/---

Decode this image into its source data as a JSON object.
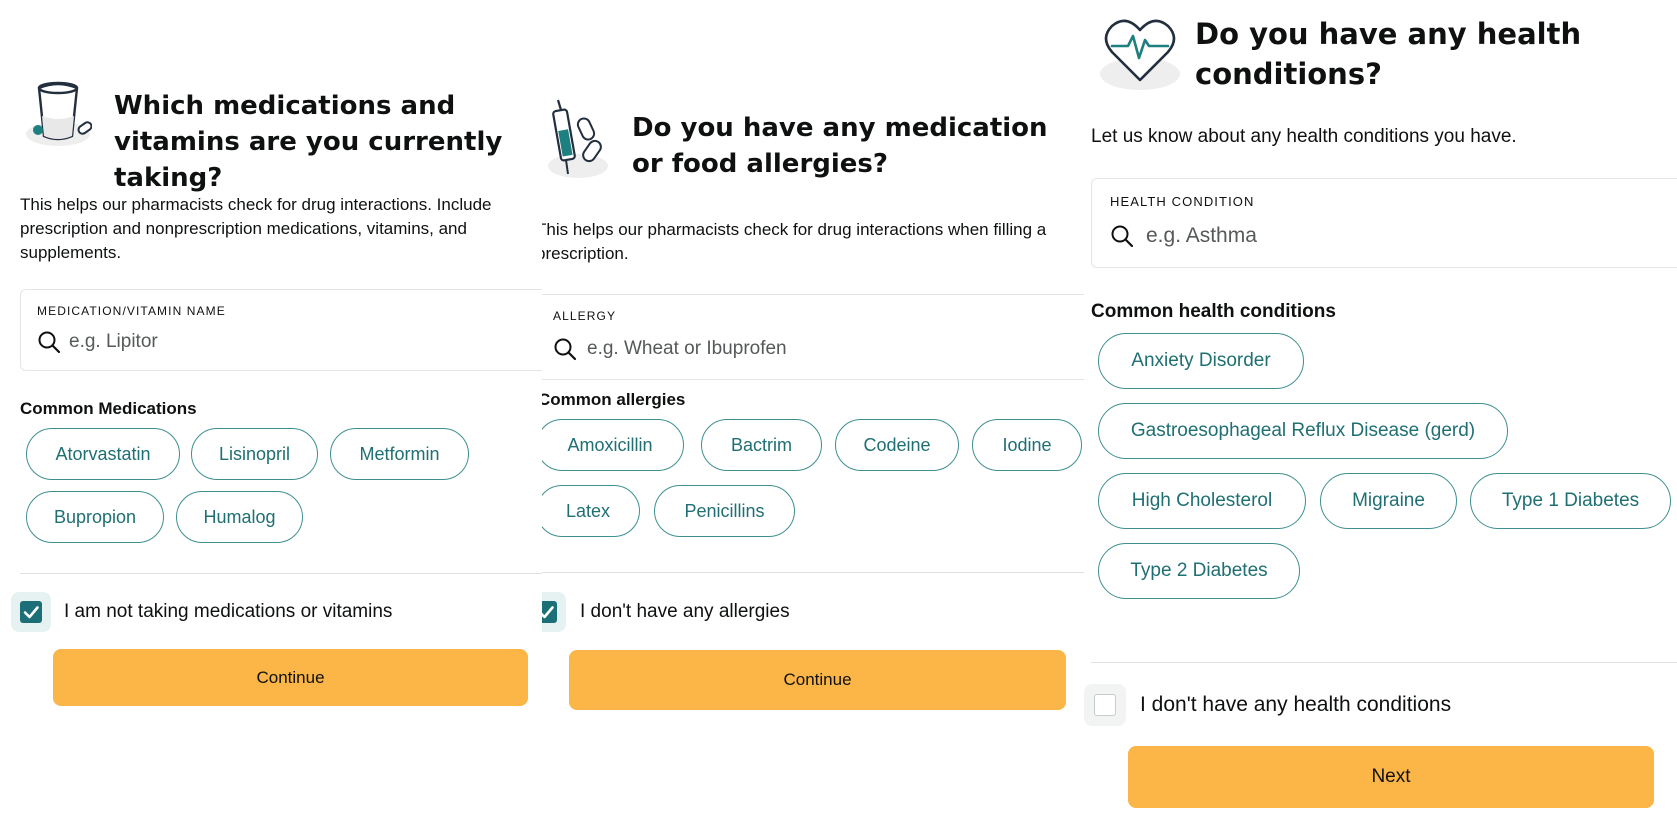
{
  "medications": {
    "title": "Which medications and vitamins are you currently taking?",
    "description": "This helps our pharmacists check for drug interactions. Include prescription and nonprescription medications, vitamins, and supplements.",
    "field_label": "MEDICATION/VITAMIN NAME",
    "placeholder": "e.g. Lipitor",
    "section_title": "Common Medications",
    "chips": [
      "Atorvastatin",
      "Lisinopril",
      "Metformin",
      "Bupropion",
      "Humalog"
    ],
    "checkbox_label": "I am not taking medications or vitamins",
    "checkbox_checked": true,
    "button_label": "Continue"
  },
  "allergies": {
    "title": "Do you have any medication or food allergies?",
    "description": "This helps our pharmacists check for drug interactions when filling a prescription.",
    "field_label": "ALLERGY",
    "placeholder": "e.g. Wheat or Ibuprofen",
    "section_title": "Common allergies",
    "chips": [
      "Amoxicillin",
      "Bactrim",
      "Codeine",
      "Iodine",
      "Latex",
      "Penicillins"
    ],
    "checkbox_label": "I don't have any allergies",
    "checkbox_checked": true,
    "button_label": "Continue"
  },
  "conditions": {
    "title": "Do you have any health conditions?",
    "description": "Let us know about any health conditions you have.",
    "field_label": "HEALTH CONDITION",
    "placeholder": "e.g. Asthma",
    "section_title": "Common health conditions",
    "chips": [
      "Anxiety Disorder",
      "Gastroesophageal Reflux Disease (gerd)",
      "High Cholesterol",
      "Migraine",
      "Type 1 Diabetes",
      "Type 2 Diabetes"
    ],
    "checkbox_label": "I don't have any health conditions",
    "checkbox_checked": false,
    "button_label": "Next"
  },
  "icons": {
    "medications": "glass-and-pill-icon",
    "allergies": "syringe-and-pills-icon",
    "conditions": "heart-pulse-icon",
    "search": "search-icon"
  },
  "colors": {
    "accent_teal": "#1d6f77",
    "chip_border": "#3f8f8f",
    "button_yellow": "#fcb547",
    "text": "#0f1111"
  }
}
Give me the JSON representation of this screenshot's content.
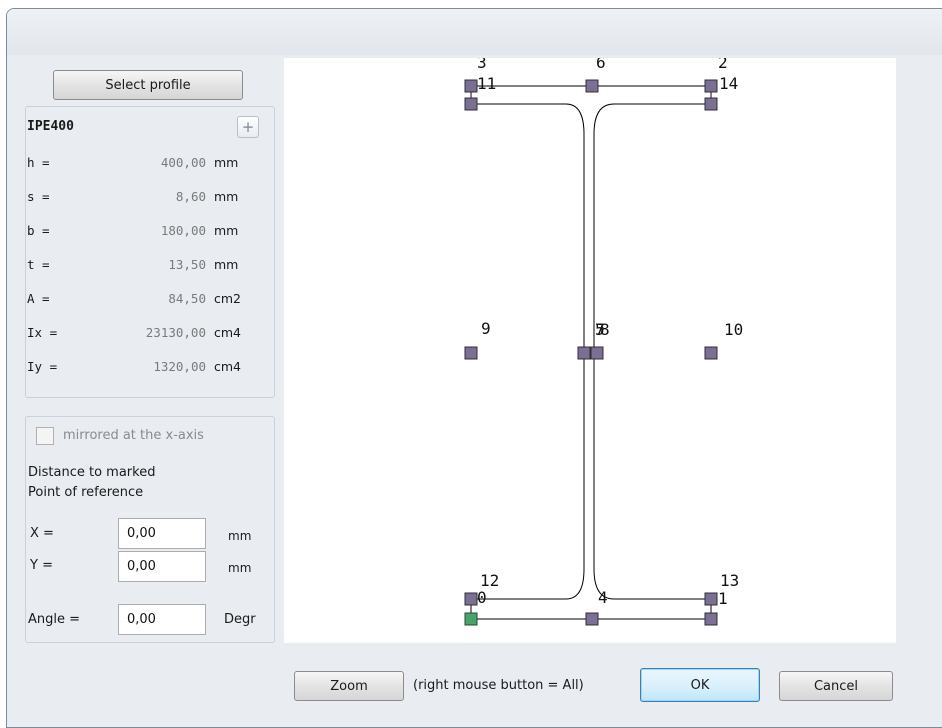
{
  "dialog": {
    "select_profile_label": "Select profile",
    "profile_name": "IPE400",
    "add_icon_glyph": "+",
    "properties": [
      {
        "name": "h =",
        "value": "400,00",
        "unit": "mm"
      },
      {
        "name": "s =",
        "value": "8,60",
        "unit": "mm"
      },
      {
        "name": "b =",
        "value": "180,00",
        "unit": "mm"
      },
      {
        "name": "t =",
        "value": "13,50",
        "unit": "mm"
      },
      {
        "name": "A =",
        "value": "84,50",
        "unit": "cm2"
      },
      {
        "name": "Ix =",
        "value": "23130,00",
        "unit": "cm4"
      },
      {
        "name": "Iy =",
        "value": "1320,00",
        "unit": "cm4"
      }
    ],
    "mirror_label": "mirrored at the x-axis",
    "mirror_checked": false,
    "distance_label_line1": "Distance to marked",
    "distance_label_line2": "Point of reference",
    "x_label": "X =",
    "x_value": "0,00",
    "x_unit": "mm",
    "y_label": "Y =",
    "y_value": "0,00",
    "y_unit": "mm",
    "angle_label": "Angle =",
    "angle_value": "0,00",
    "angle_unit": "Degr",
    "zoom_label": "Zoom",
    "zoom_hint": "(right mouse button = All)",
    "ok_label": "OK",
    "cancel_label": "Cancel"
  },
  "preview": {
    "point_labels": [
      "0",
      "1",
      "2",
      "3",
      "4",
      "5",
      "6",
      "7",
      "8",
      "9",
      "10",
      "11",
      "12",
      "13",
      "14"
    ],
    "reference_point": "0"
  },
  "colors": {
    "node_fill": "#7b6f93",
    "reference_node_fill": "#4aa36b",
    "outline": "#000000"
  }
}
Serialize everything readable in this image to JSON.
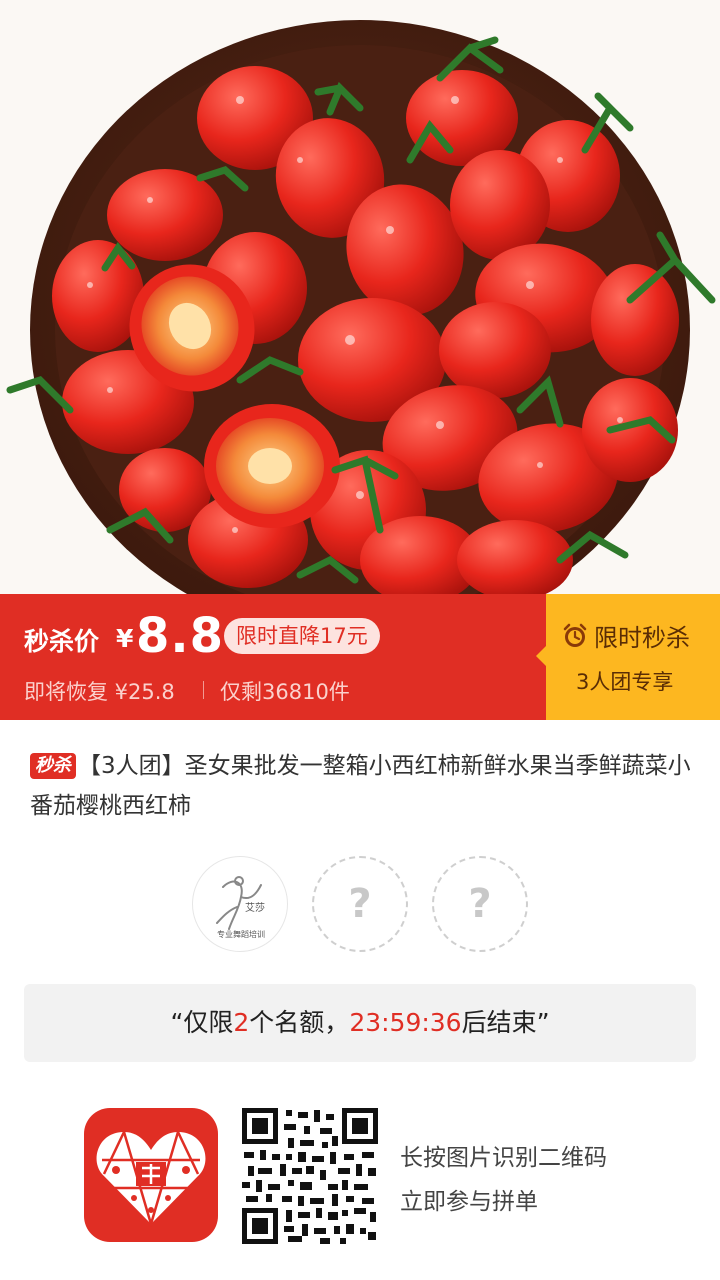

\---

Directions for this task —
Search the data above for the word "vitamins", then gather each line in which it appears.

Output —
    "title": "Which medications and vitamins are you currently taking?",
    "description": "This helps our pharmacists check for drug interactions. Include prescription and nonprescription medications, vitamins, and supplements.",
    "checkbox_label": "I am not taking medications or vitamins",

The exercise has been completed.